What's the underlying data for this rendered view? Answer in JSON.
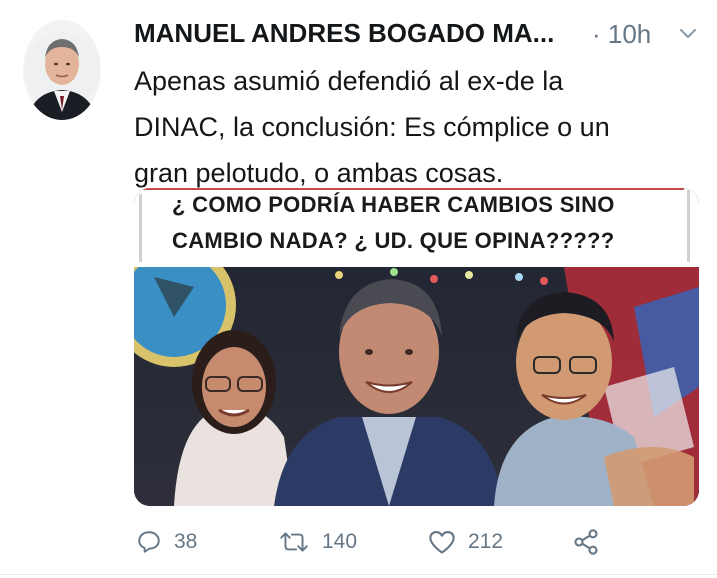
{
  "tweet": {
    "author_name": "MANUEL ANDRES BOGADO MA...",
    "time": "· 10h",
    "text_lines": [
      "Apenas asumió defendió al ex-de la",
      "DINAC, la conclusión: Es cómplice o un",
      "gran pelotudo, o ambas cosas."
    ]
  },
  "media": {
    "banner_lines": [
      "¿ COMO PODRÍA HABER CAMBIOS SINO",
      "CAMBIO NADA? ¿ UD. QUE OPINA?????"
    ]
  },
  "actions": {
    "reply_count": "38",
    "retweet_count": "140",
    "like_count": "212"
  },
  "icons": {
    "reply": "reply-icon",
    "retweet": "retweet-icon",
    "like": "heart-icon",
    "share": "share-icon",
    "menu": "chevron-down-icon"
  },
  "colors": {
    "text": "#14171a",
    "secondary": "#657786",
    "divider": "#e6ecf0"
  }
}
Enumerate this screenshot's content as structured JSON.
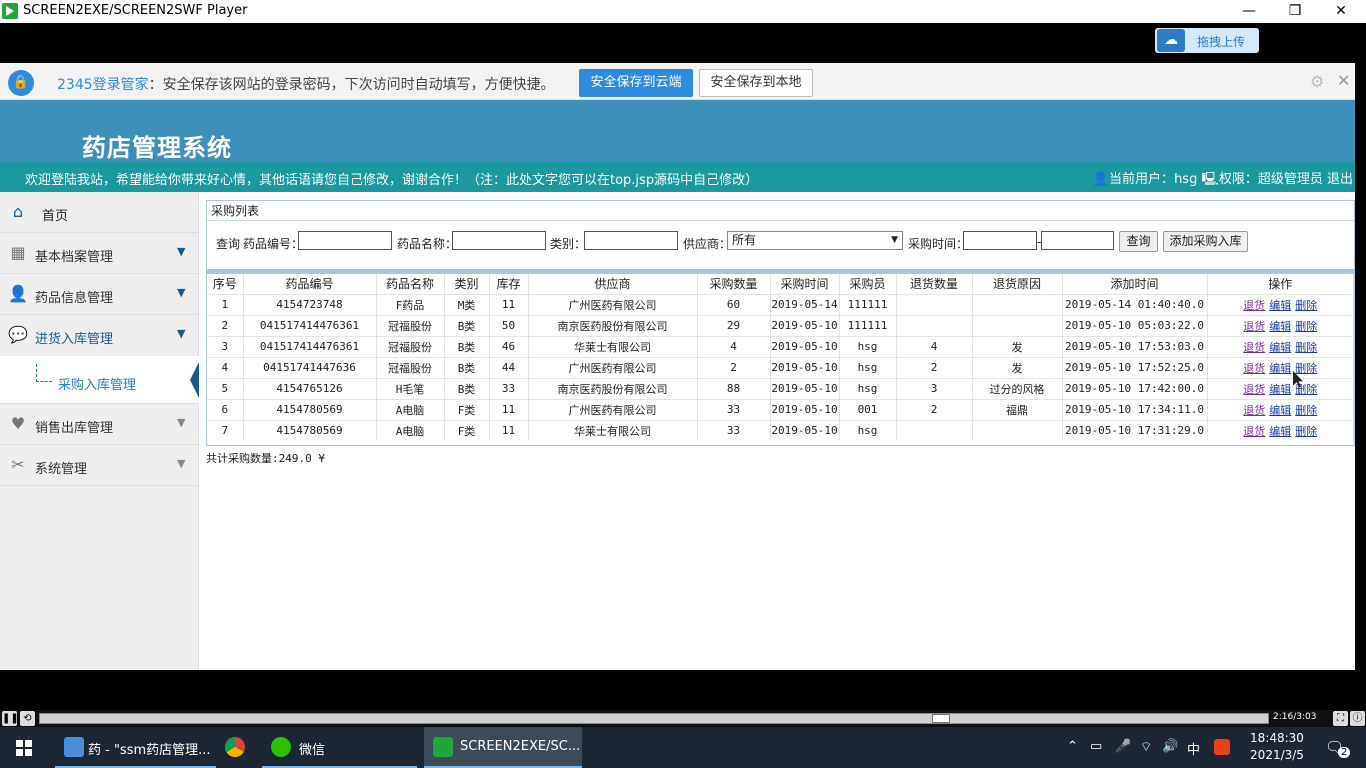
{
  "window": {
    "title": "SCREEN2EXE/SCREEN2SWF Player",
    "min": "—",
    "max": "❐",
    "close": "✕"
  },
  "upload": {
    "label": "拖拽上传"
  },
  "pwbar": {
    "brand": "2345登录管家",
    "message": "：安全保存该网站的登录密码，下次访问时自动填写，方便快捷。",
    "cloud_btn": "安全保存到云端",
    "local_btn": "安全保存到本地"
  },
  "header": {
    "title": "药店管理系统"
  },
  "welcome": {
    "text": "欢迎登陆我站，希望能给你带来好心情，其他话语请您自己修改，谢谢合作！（注：此处文字您可以在top.jsp源码中自己修改）",
    "user_label": "当前用户：",
    "user_name": "hsg",
    "role_label": "权限：",
    "role": "超级管理员",
    "logout": "退出"
  },
  "sidebar": {
    "items": [
      {
        "label": "首页",
        "icon": "home-icon"
      },
      {
        "label": "基本档案管理",
        "icon": "grid-icon"
      },
      {
        "label": "药品信息管理",
        "icon": "user-icon"
      },
      {
        "label": "进货入库管理",
        "icon": "chat-icon"
      },
      {
        "label": "销售出库管理",
        "icon": "heart-icon"
      },
      {
        "label": "系统管理",
        "icon": "tools-icon"
      }
    ],
    "sub_item": "采购入库管理"
  },
  "panel": {
    "title": "采购列表",
    "query_label": "查询",
    "code_label": "药品编号：",
    "name_label": "药品名称：",
    "category_label": "类别：",
    "supplier_label": "供应商：",
    "supplier_value": "所有",
    "time_label": "采购时间：",
    "time_sep": "-",
    "query_btn": "查询",
    "add_btn": "添加采购入库"
  },
  "table": {
    "headers": [
      "序号",
      "药品编号",
      "药品名称",
      "类别",
      "库存",
      "供应商",
      "采购数量",
      "采购时间",
      "采购员",
      "退货数量",
      "退货原因",
      "添加时间",
      "操作"
    ],
    "rows": [
      [
        "1",
        "4154723748",
        "F药品",
        "M类",
        "11",
        "广州医药有限公司",
        "60",
        "2019-05-14",
        "111111",
        "",
        "",
        "2019-05-14 01:40:40.0"
      ],
      [
        "2",
        "041517414476361",
        "冠福股份",
        "B类",
        "50",
        "南京医药股份有限公司",
        "29",
        "2019-05-10",
        "111111",
        "",
        "",
        "2019-05-10 05:03:22.0"
      ],
      [
        "3",
        "041517414476361",
        "冠福股份",
        "B类",
        "46",
        "华莱士有限公司",
        "4",
        "2019-05-10",
        "hsg",
        "4",
        "发",
        "2019-05-10 17:53:03.0"
      ],
      [
        "4",
        "04151741447636",
        "冠福股份",
        "B类",
        "44",
        "广州医药有限公司",
        "2",
        "2019-05-10",
        "hsg",
        "2",
        "发",
        "2019-05-10 17:52:25.0"
      ],
      [
        "5",
        "4154765126",
        "H毛笔",
        "B类",
        "33",
        "南京医药股份有限公司",
        "88",
        "2019-05-10",
        "hsg",
        "3",
        "过分的风格",
        "2019-05-10 17:42:00.0"
      ],
      [
        "6",
        "4154780569",
        "A电脑",
        "F类",
        "11",
        "广州医药有限公司",
        "33",
        "2019-05-10",
        "001",
        "2",
        "福鼎",
        "2019-05-10 17:34:11.0"
      ],
      [
        "7",
        "4154780569",
        "A电脑",
        "F类",
        "11",
        "华莱士有限公司",
        "33",
        "2019-05-10",
        "hsg",
        "",
        "",
        "2019-05-10 17:31:29.0"
      ]
    ],
    "ops": [
      "退货",
      "编辑",
      "删除"
    ]
  },
  "total": "共计采购数量:249.0 ¥",
  "player": {
    "time": "2:16/3:03",
    "progress": 0.737
  },
  "taskbar": {
    "tasks": [
      "药 - \"ssm药店管理...",
      "微信",
      "SCREEN2EXE/SC..."
    ],
    "tray_ime": "中",
    "time": "18:48:30",
    "date": "2021/3/5",
    "notif": "2"
  }
}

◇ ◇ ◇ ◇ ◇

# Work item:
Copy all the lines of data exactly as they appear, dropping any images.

# Result of this task:
What's the underlying data for this rendered view? Answer in JSON.
{
  "tweet": {
    "author_name": "MANUEL ANDRES BOGADO MA...",
    "time": "· 10h",
    "text_lines": [
      "Apenas asumió defendió al ex-de la",
      "DINAC, la conclusión: Es cómplice o un",
      "gran pelotudo, o ambas cosas."
    ]
  },
  "media": {
    "banner_lines": [
      "¿ COMO PODRÍA HABER CAMBIOS SINO",
      "CAMBIO NADA? ¿ UD. QUE OPINA?????"
    ]
  },
  "actions": {
    "reply_count": "38",
    "retweet_count": "140",
    "like_count": "212"
  },
  "icons": {
    "reply": "reply-icon",
    "retweet": "retweet-icon",
    "like": "heart-icon",
    "share": "share-icon",
    "menu": "chevron-down-icon"
  },
  "colors": {
    "text": "#14171a",
    "secondary": "#657786",
    "divider": "#e6ecf0"
  }
}
Enumerate this screenshot's content as structured JSON.
{
  "window": {
    "title": "SCREEN2EXE/SCREEN2SWF Player",
    "min": "—",
    "max": "❐",
    "close": "✕"
  },
  "upload": {
    "label": "拖拽上传"
  },
  "pwbar": {
    "brand": "2345登录管家",
    "message": "：安全保存该网站的登录密码，下次访问时自动填写，方便快捷。",
    "cloud_btn": "安全保存到云端",
    "local_btn": "安全保存到本地"
  },
  "header": {
    "title": "药店管理系统"
  },
  "welcome": {
    "text": "欢迎登陆我站，希望能给你带来好心情，其他话语请您自己修改，谢谢合作！（注：此处文字您可以在top.jsp源码中自己修改）",
    "user_label": "当前用户：",
    "user_name": "hsg",
    "role_label": "权限：",
    "role": "超级管理员",
    "logout": "退出"
  },
  "sidebar": {
    "items": [
      {
        "label": "首页",
        "icon": "home-icon"
      },
      {
        "label": "基本档案管理",
        "icon": "grid-icon"
      },
      {
        "label": "药品信息管理",
        "icon": "user-icon"
      },
      {
        "label": "进货入库管理",
        "icon": "chat-icon"
      },
      {
        "label": "销售出库管理",
        "icon": "heart-icon"
      },
      {
        "label": "系统管理",
        "icon": "tools-icon"
      }
    ],
    "sub_item": "采购入库管理"
  },
  "panel": {
    "title": "采购列表",
    "query_label": "查询",
    "code_label": "药品编号：",
    "name_label": "药品名称：",
    "category_label": "类别：",
    "supplier_label": "供应商：",
    "supplier_value": "所有",
    "time_label": "采购时间：",
    "time_sep": "-",
    "query_btn": "查询",
    "add_btn": "添加采购入库"
  },
  "table": {
    "headers": [
      "序号",
      "药品编号",
      "药品名称",
      "类别",
      "库存",
      "供应商",
      "采购数量",
      "采购时间",
      "采购员",
      "退货数量",
      "退货原因",
      "添加时间",
      "操作"
    ],
    "rows": [
      [
        "1",
        "4154723748",
        "F药品",
        "M类",
        "11",
        "广州医药有限公司",
        "60",
        "2019-05-14",
        "111111",
        "",
        "",
        "2019-05-14 01:40:40.0"
      ],
      [
        "2",
        "041517414476361",
        "冠福股份",
        "B类",
        "50",
        "南京医药股份有限公司",
        "29",
        "2019-05-10",
        "111111",
        "",
        "",
        "2019-05-10 05:03:22.0"
      ],
      [
        "3",
        "041517414476361",
        "冠福股份",
        "B类",
        "46",
        "华莱士有限公司",
        "4",
        "2019-05-10",
        "hsg",
        "4",
        "发",
        "2019-05-10 17:53:03.0"
      ],
      [
        "4",
        "04151741447636",
        "冠福股份",
        "B类",
        "44",
        "广州医药有限公司",
        "2",
        "2019-05-10",
        "hsg",
        "2",
        "发",
        "2019-05-10 17:52:25.0"
      ],
      [
        "5",
        "4154765126",
        "H毛笔",
        "B类",
        "33",
        "南京医药股份有限公司",
        "88",
        "2019-05-10",
        "hsg",
        "3",
        "过分的风格",
        "2019-05-10 17:42:00.0"
      ],
      [
        "6",
        "4154780569",
        "A电脑",
        "F类",
        "11",
        "广州医药有限公司",
        "33",
        "2019-05-10",
        "001",
        "2",
        "福鼎",
        "2019-05-10 17:34:11.0"
      ],
      [
        "7",
        "4154780569",
        "A电脑",
        "F类",
        "11",
        "华莱士有限公司",
        "33",
        "2019-05-10",
        "hsg",
        "",
        "",
        "2019-05-10 17:31:29.0"
      ]
    ],
    "ops": [
      "退货",
      "编辑",
      "删除"
    ]
  },
  "total": "共计采购数量:249.0 ¥",
  "player": {
    "time": "2:16/3:03",
    "progress": 0.737
  },
  "taskbar": {
    "tasks": [
      "药 - \"ssm药店管理...",
      "微信",
      "SCREEN2EXE/SC..."
    ],
    "tray_ime": "中",
    "time": "18:48:30",
    "date": "2021/3/5",
    "notif": "2"
  }
}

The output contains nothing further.